┌────────

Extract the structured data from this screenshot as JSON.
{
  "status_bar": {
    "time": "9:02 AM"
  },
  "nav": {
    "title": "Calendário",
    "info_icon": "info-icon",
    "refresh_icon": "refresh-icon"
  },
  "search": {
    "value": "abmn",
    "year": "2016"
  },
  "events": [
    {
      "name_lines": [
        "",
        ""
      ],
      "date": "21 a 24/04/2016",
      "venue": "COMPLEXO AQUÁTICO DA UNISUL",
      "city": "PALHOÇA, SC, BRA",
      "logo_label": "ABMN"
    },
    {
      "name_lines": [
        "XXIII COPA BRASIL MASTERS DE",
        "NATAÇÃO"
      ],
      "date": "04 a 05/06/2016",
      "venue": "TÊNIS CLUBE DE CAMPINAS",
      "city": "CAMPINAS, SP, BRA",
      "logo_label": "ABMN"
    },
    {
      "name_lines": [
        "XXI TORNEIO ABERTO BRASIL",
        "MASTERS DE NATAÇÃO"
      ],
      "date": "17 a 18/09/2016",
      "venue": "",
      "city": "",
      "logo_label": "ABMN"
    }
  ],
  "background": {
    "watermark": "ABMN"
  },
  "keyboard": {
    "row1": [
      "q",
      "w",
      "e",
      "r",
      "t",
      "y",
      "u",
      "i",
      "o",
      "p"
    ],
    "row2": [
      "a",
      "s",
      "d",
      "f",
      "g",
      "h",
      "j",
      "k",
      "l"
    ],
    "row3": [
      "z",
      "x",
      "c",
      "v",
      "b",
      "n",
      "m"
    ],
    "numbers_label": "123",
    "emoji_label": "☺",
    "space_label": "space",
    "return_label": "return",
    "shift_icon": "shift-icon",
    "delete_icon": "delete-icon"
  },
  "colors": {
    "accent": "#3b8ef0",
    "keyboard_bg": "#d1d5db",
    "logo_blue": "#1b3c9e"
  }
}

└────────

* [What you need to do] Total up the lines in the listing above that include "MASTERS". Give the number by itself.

* [Problem solution] 2